Still, companies are not raising as much money -- about $5.5 billion in the first quarter, less than half of the $13 billion that newly public companies pulled in during the 2011 first quarter, according to recent data from IPO research and investment firm Renaissance Capital.
Some companies were not able to raise any funds from investors this week. Late on Wednesday, the aluminum producer, Aleris Corp., postponed its initial offering and BrightSource Energy Inc. withdrew its IPO, citing "adverse market conditions." The solar industry has suffered from a flood of cheap solar panels and declining incentive programs in Europe. Aluminum companies, meanwhile, are dealing with a global oversupply of the metal and weak prices.
In Thursday's more successful deal, Forum and its shareholders sold 18.9 million shares at $20 each, the high end of the expected range. That suggested strong demand for the company's shares. Forum, which provides equipment and services to oil and gas operators both onshore and at sea, plans to use net proceeds of about $258 million to repay debt.
Shares added $1.75 percent to close at $21.75. It listed on the New York Stock Exchange under the ticker symbol "FET."

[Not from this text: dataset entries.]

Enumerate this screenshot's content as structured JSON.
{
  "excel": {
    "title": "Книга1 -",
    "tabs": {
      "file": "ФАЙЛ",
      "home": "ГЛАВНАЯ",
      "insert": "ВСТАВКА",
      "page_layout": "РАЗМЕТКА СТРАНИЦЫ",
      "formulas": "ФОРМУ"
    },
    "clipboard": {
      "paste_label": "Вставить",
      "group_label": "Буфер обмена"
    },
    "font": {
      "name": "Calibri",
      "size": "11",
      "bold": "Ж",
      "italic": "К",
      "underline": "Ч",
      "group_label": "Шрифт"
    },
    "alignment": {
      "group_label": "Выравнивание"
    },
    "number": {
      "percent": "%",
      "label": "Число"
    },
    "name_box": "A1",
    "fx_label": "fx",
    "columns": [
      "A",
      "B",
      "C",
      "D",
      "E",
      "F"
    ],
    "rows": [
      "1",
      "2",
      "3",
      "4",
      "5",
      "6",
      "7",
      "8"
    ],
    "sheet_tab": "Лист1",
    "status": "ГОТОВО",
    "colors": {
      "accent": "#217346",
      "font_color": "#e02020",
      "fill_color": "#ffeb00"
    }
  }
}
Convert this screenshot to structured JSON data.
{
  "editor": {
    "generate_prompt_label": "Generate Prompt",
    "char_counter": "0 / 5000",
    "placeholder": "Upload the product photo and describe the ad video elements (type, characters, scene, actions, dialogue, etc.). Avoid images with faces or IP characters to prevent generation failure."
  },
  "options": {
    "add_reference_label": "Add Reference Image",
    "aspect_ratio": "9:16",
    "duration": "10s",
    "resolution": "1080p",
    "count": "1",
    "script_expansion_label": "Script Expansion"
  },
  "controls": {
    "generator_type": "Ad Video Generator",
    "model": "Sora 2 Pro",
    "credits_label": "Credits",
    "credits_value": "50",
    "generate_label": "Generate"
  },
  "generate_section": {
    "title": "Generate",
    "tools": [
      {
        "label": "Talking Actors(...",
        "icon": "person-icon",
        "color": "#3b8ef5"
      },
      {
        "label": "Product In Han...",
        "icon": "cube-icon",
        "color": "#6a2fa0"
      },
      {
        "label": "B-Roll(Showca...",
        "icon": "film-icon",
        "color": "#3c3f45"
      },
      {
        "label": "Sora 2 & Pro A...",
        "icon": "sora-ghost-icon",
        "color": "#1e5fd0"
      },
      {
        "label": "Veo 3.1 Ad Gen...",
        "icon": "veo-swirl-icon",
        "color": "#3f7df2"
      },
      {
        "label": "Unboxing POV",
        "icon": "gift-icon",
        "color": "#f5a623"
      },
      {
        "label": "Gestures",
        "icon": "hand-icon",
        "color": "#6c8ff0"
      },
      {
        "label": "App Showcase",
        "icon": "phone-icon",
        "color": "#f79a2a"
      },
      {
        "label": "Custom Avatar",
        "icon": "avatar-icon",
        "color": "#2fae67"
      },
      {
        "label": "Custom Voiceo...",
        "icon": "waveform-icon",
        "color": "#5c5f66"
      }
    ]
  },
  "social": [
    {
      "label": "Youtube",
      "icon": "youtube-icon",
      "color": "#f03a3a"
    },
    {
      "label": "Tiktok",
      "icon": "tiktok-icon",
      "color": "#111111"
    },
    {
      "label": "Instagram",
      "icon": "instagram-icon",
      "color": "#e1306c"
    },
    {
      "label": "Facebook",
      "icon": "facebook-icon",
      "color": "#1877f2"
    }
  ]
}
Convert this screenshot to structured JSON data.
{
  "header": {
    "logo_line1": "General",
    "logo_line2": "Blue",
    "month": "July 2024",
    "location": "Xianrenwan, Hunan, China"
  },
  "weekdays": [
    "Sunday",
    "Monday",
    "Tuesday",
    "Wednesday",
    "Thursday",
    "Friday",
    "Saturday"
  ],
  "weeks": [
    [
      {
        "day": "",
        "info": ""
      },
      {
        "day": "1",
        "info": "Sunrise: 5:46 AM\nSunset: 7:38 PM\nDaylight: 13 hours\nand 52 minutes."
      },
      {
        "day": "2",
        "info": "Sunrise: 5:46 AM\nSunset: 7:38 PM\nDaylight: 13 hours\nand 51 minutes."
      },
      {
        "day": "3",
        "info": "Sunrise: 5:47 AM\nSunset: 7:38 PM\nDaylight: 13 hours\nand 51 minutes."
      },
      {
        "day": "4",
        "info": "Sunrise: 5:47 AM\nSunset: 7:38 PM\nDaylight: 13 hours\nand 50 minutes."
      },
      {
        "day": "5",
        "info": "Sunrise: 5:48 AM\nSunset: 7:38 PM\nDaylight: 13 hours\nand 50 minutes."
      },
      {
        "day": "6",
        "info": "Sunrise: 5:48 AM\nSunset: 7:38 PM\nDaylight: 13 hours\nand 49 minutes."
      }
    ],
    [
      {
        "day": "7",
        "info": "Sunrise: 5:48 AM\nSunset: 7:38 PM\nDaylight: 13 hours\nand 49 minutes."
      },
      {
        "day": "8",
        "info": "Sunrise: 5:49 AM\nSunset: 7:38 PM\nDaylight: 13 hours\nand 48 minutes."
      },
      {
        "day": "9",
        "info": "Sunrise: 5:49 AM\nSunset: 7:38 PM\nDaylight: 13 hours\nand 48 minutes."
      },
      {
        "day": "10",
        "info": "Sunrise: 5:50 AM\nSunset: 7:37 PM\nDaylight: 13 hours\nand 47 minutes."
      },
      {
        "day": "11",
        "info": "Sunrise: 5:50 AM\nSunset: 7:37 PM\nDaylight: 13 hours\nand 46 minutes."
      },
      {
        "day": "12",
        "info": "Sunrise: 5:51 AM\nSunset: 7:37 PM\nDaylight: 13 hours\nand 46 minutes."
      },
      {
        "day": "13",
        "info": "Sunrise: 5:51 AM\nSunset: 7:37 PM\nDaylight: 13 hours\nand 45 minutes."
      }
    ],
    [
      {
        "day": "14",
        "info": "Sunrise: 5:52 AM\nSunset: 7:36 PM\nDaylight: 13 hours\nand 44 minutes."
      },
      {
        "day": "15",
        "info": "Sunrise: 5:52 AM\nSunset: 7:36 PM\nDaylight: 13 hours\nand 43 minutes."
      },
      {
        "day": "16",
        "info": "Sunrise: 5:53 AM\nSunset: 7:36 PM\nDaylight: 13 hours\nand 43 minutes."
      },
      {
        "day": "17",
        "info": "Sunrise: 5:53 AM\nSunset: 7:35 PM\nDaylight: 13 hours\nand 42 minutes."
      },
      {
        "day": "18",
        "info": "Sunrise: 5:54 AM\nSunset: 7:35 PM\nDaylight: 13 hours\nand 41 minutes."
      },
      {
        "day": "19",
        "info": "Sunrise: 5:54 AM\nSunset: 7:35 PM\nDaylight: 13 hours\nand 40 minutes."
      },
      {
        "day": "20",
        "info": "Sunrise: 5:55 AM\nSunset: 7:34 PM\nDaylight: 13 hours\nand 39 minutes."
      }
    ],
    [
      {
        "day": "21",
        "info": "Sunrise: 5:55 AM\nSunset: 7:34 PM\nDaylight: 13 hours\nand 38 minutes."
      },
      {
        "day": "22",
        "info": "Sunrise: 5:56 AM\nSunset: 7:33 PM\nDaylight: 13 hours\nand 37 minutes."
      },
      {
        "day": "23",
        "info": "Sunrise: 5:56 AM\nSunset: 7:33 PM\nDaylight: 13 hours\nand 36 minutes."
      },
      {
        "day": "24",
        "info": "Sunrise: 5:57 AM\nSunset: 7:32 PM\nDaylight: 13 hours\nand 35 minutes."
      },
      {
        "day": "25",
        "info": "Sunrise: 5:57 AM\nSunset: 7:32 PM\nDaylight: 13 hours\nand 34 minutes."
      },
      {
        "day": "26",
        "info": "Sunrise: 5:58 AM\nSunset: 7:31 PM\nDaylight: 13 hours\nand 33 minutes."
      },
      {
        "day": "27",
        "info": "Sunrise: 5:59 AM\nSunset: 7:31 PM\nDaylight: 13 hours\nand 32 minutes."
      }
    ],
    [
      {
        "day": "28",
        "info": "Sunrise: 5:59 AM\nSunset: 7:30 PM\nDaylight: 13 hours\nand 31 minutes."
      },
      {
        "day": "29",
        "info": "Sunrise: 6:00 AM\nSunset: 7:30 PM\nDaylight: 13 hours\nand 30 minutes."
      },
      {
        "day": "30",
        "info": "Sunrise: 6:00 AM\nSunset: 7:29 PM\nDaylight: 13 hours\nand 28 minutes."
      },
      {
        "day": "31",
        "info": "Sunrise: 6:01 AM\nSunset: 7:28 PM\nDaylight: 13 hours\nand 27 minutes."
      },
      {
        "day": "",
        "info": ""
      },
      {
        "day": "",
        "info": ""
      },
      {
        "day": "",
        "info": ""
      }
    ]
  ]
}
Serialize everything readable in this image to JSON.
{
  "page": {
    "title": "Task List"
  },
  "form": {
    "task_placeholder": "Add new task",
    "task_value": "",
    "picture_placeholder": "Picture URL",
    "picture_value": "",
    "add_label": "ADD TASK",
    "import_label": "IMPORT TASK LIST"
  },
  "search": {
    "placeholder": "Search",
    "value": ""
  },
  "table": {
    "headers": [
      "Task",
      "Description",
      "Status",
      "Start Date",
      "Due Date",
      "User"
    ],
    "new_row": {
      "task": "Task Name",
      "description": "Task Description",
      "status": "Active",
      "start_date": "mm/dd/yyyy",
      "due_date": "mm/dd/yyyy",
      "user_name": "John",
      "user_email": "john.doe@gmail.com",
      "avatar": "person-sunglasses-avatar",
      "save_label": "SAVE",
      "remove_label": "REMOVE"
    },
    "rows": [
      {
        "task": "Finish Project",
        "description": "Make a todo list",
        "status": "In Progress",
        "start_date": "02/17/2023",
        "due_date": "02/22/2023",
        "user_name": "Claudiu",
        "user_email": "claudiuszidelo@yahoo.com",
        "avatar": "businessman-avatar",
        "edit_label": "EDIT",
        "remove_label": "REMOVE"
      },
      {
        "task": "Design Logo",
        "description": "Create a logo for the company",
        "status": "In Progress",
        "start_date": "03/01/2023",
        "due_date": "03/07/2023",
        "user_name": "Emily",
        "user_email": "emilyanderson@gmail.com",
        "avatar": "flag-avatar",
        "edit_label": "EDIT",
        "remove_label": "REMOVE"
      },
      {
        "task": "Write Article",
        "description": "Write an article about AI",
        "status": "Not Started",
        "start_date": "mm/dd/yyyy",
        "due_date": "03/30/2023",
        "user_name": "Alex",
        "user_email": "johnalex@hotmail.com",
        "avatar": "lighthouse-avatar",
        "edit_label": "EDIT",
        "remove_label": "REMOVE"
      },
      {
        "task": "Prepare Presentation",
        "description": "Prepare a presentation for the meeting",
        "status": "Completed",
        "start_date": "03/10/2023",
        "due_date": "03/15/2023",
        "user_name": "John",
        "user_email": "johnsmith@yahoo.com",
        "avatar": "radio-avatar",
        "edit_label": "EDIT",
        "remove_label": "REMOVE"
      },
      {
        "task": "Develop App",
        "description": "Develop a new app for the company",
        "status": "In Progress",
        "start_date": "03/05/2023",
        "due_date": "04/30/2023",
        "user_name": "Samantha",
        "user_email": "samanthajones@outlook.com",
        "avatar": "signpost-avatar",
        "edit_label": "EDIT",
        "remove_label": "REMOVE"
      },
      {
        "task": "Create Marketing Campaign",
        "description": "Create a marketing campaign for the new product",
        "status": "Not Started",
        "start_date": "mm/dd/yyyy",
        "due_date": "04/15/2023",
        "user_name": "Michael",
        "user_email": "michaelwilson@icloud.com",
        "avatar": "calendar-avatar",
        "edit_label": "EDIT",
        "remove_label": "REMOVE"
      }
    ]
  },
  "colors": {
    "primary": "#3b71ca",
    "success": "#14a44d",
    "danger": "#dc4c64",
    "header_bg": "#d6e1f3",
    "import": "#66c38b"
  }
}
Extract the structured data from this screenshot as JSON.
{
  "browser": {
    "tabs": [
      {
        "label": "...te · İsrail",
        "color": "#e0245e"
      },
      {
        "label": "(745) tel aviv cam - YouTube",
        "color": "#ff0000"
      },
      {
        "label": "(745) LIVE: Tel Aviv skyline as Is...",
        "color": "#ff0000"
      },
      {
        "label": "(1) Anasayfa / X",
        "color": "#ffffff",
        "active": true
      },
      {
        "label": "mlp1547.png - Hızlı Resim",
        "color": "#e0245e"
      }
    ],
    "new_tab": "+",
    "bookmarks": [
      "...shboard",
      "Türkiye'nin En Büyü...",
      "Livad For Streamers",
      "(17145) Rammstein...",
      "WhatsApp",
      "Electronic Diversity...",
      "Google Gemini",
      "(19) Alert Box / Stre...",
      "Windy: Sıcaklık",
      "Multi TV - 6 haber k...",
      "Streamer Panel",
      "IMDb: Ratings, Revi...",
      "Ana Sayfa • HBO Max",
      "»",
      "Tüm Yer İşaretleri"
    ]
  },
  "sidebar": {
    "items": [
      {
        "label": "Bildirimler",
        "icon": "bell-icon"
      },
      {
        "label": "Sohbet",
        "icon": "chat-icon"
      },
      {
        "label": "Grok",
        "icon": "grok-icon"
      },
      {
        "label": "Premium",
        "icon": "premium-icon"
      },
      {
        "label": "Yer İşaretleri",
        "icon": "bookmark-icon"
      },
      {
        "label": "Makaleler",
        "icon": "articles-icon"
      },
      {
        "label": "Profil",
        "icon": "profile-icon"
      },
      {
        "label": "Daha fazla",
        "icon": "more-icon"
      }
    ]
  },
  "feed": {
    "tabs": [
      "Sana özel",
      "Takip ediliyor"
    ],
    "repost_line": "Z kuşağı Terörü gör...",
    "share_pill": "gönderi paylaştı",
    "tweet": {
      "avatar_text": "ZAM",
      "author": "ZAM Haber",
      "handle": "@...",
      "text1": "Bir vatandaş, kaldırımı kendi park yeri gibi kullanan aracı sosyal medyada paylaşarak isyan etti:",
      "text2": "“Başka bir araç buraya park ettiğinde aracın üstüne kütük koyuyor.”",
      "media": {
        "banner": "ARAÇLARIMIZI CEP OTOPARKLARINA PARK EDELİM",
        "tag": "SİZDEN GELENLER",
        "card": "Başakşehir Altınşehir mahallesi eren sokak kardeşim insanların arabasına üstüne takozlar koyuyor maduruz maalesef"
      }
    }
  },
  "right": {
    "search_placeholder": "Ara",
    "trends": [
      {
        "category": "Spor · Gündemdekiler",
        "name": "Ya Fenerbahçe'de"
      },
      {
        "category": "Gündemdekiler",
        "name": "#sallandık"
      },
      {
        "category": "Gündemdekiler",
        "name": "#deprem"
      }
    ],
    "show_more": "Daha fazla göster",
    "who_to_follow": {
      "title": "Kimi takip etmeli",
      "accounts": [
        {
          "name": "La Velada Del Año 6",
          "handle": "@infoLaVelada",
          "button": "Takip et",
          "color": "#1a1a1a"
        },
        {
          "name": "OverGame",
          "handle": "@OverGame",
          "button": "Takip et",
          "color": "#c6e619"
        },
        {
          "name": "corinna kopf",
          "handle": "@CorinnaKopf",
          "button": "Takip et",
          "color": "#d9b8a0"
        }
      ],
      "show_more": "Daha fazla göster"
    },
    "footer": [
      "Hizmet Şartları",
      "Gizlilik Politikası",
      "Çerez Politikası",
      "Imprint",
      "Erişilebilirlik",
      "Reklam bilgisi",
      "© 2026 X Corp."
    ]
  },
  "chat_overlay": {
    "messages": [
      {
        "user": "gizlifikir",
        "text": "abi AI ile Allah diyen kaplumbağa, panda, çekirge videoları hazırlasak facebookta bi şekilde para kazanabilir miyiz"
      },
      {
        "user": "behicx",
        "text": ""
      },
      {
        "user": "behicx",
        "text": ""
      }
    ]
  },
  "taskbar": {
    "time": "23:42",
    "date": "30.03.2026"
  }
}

MRC, which sells pipes, valves and fittings to energy companies, primarily in the United States and Canada, and its shareholders sold 22.7 million shares at $21 each. That was the low end of the expected range, suggesting muted demand for its shares. MRC plans to use proceeds to repay debt. Trading on the NYSE under the "MRC" symbol, the stock edged up 4 cents to $21.04.
Oaktree's $43 IPO price was also at the bottom of the company's expected range of $43 to $46. Shares trading on the NYSE under the "OAK" symbol fell 61 cents to $42.39. That may not bode well for a rival waiting to go public, private equity firm The Carlyle Group. Carlyle filed for an IPO in September 2011.